Next we started orientation sessions. We each got maps of Santiago, a plug converter, a binder on surviving Santiago, a notebook, and name tags. The sessions were about safety concerns, such as how to keep from becoming a victim of robo por sorprisa, or petty theft, the most common crime here. We were warned about thieves who will take pull the phone out of your hand while you are talking (protip: if you must answer the phone while in public, stand with your back in a corner and keep a sharp eye open), sneak their hands into your bag on the subway, lift items out of your pocket in a crowd, and unzip your backpack. They are opportunists, so you must not give them the opportunity! Otherwise, violent crime is not a huge concern here. We also covered earthquake safety since Santiago is known for quakes and shakes.

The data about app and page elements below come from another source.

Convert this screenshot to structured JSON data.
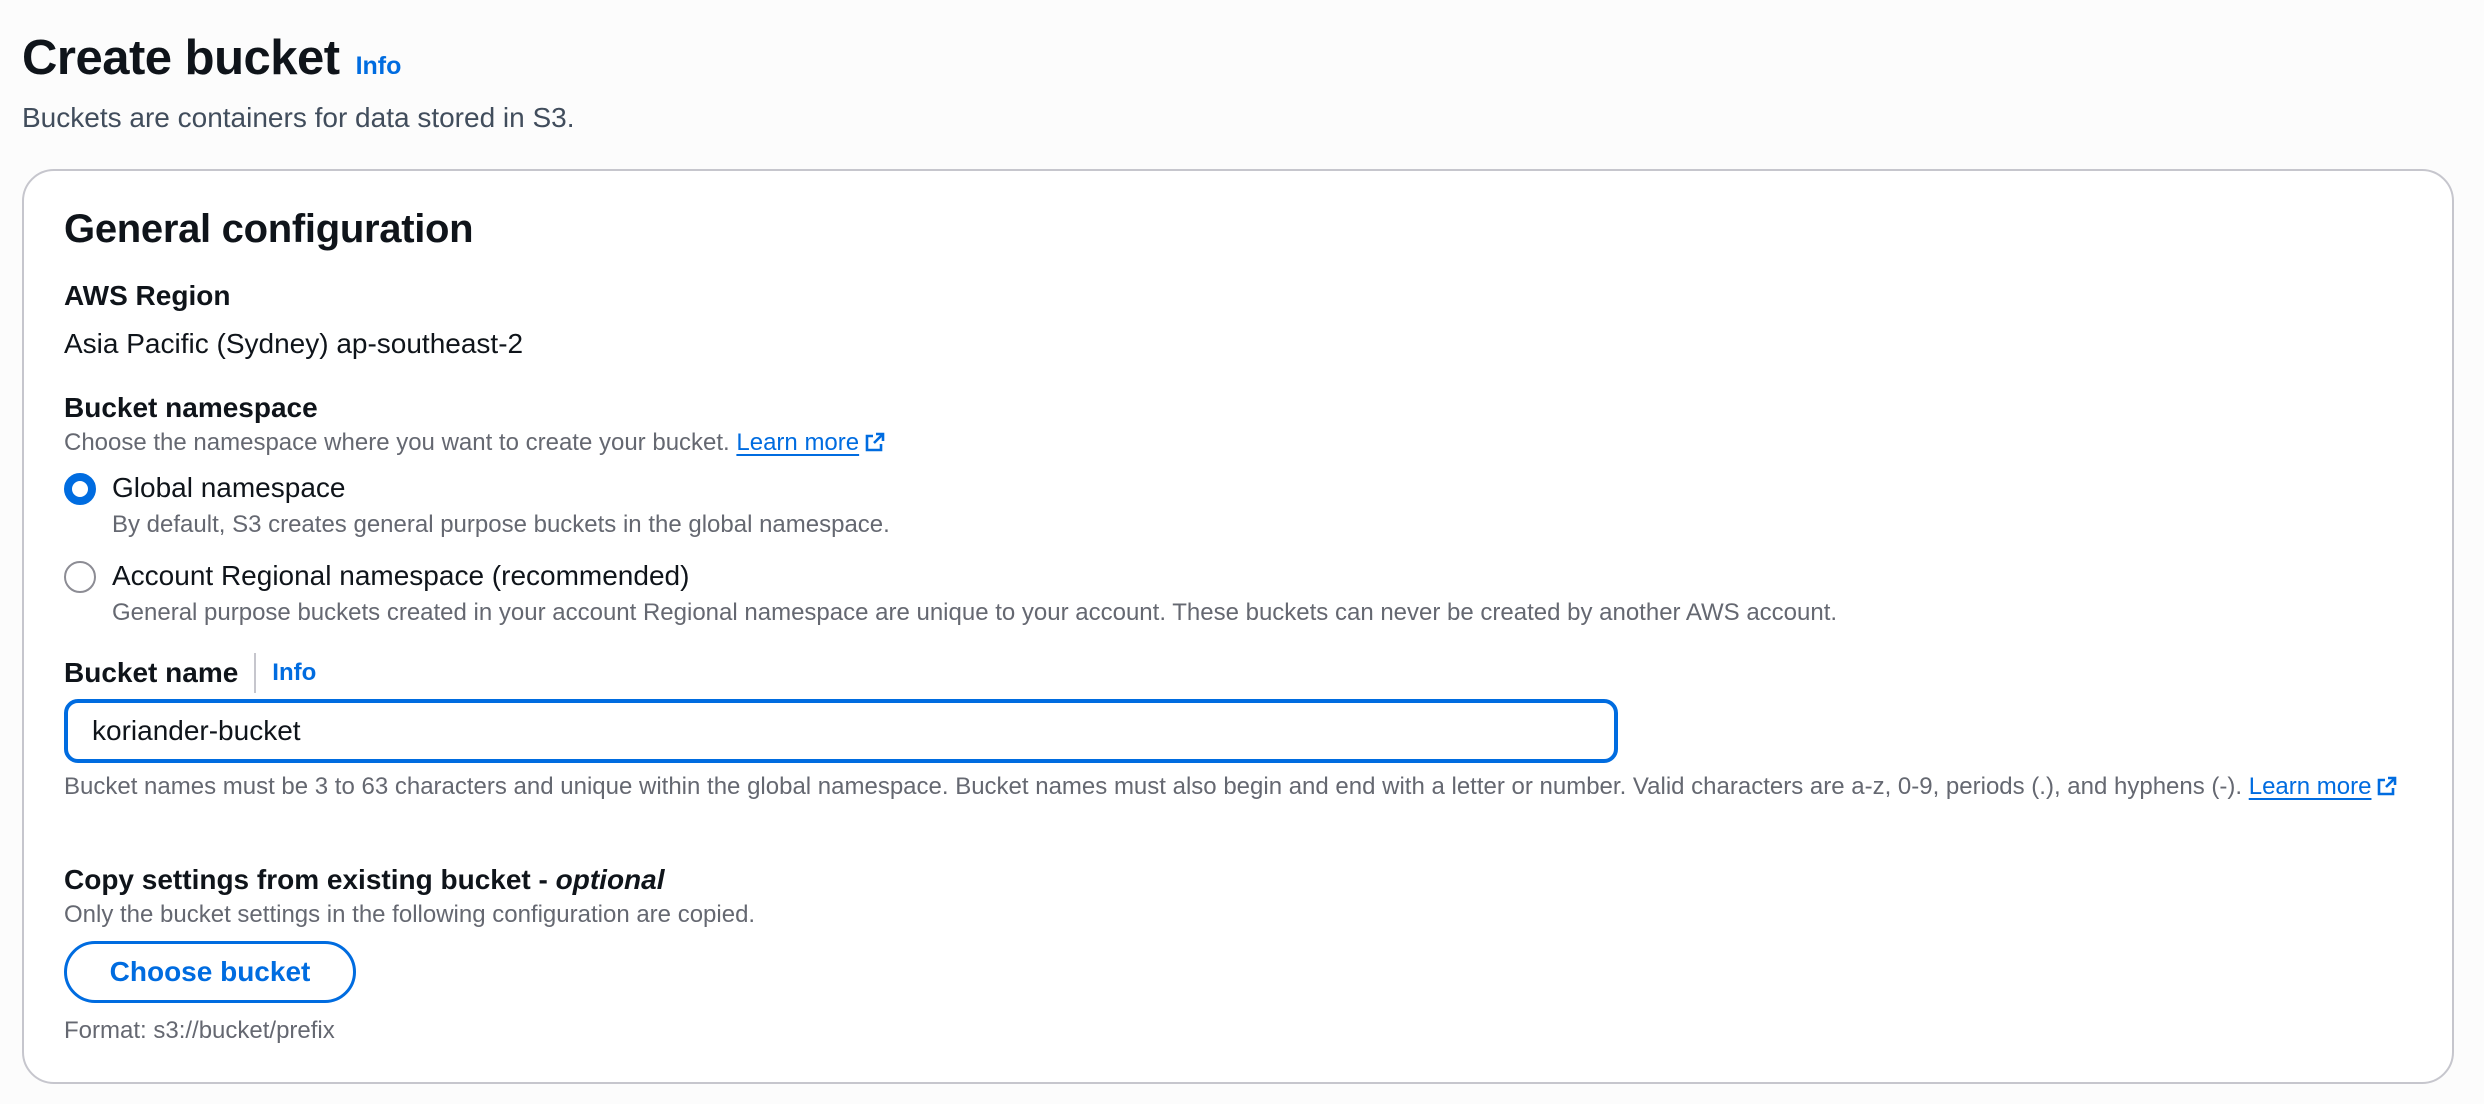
{
  "header": {
    "title": "Create bucket",
    "info_label": "Info",
    "description": "Buckets are containers for data stored in S3."
  },
  "general_config": {
    "title": "General configuration",
    "region": {
      "label": "AWS Region",
      "value": "Asia Pacific (Sydney) ap-southeast-2"
    },
    "namespace": {
      "label": "Bucket namespace",
      "description": "Choose the namespace where you want to create your bucket.",
      "learn_more": "Learn more",
      "options": [
        {
          "label": "Global namespace",
          "description": "By default, S3 creates general purpose buckets in the global namespace.",
          "selected": true
        },
        {
          "label": "Account Regional namespace (recommended)",
          "description": "General purpose buckets created in your account Regional namespace are unique to your account. These buckets can never be created by another AWS account.",
          "selected": false
        }
      ]
    },
    "bucket_name": {
      "label": "Bucket name",
      "info_label": "Info",
      "value": "koriander-bucket",
      "constraint_text": "Bucket names must be 3 to 63 characters and unique within the global namespace. Bucket names must also begin and end with a letter or number. Valid characters are a-z, 0-9, periods (.), and hyphens (-).",
      "learn_more": "Learn more"
    },
    "copy_settings": {
      "label": "Copy settings from existing bucket - ",
      "label_optional": "optional",
      "description": "Only the bucket settings in the following configuration are copied.",
      "button_label": "Choose bucket",
      "format_hint": "Format: s3://bucket/prefix"
    }
  },
  "colors": {
    "accent": "#006ce0",
    "text_primary": "#0f141a",
    "text_secondary": "#656871",
    "border": "#c6c6cd"
  }
}
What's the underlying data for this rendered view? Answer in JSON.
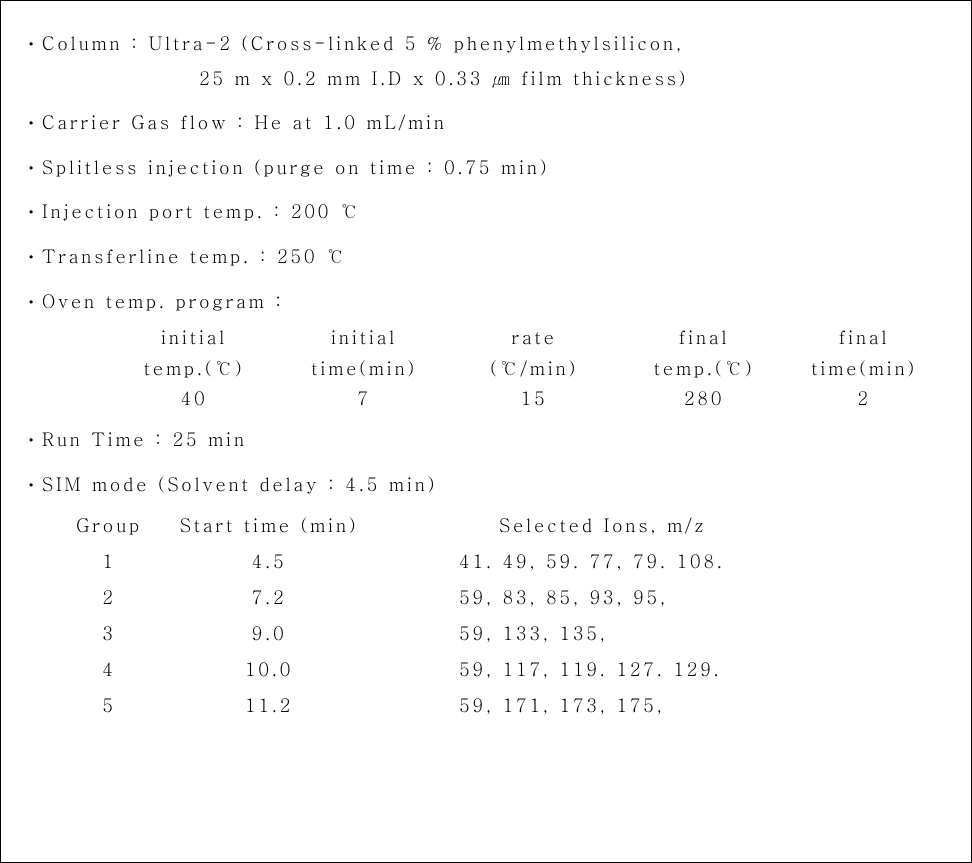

Dinner was delicious, a salad then rice with beef and flan for dessert. I am exhausted but happy and feeling very confident in myself. I feel like the hardest part is over-I got here! Everything else will fall into place. Sure my Spanish is still shaky, but so is everyone’s here. Tomorrow we have more orientation sessions and on the 28th we meet our host families in person!!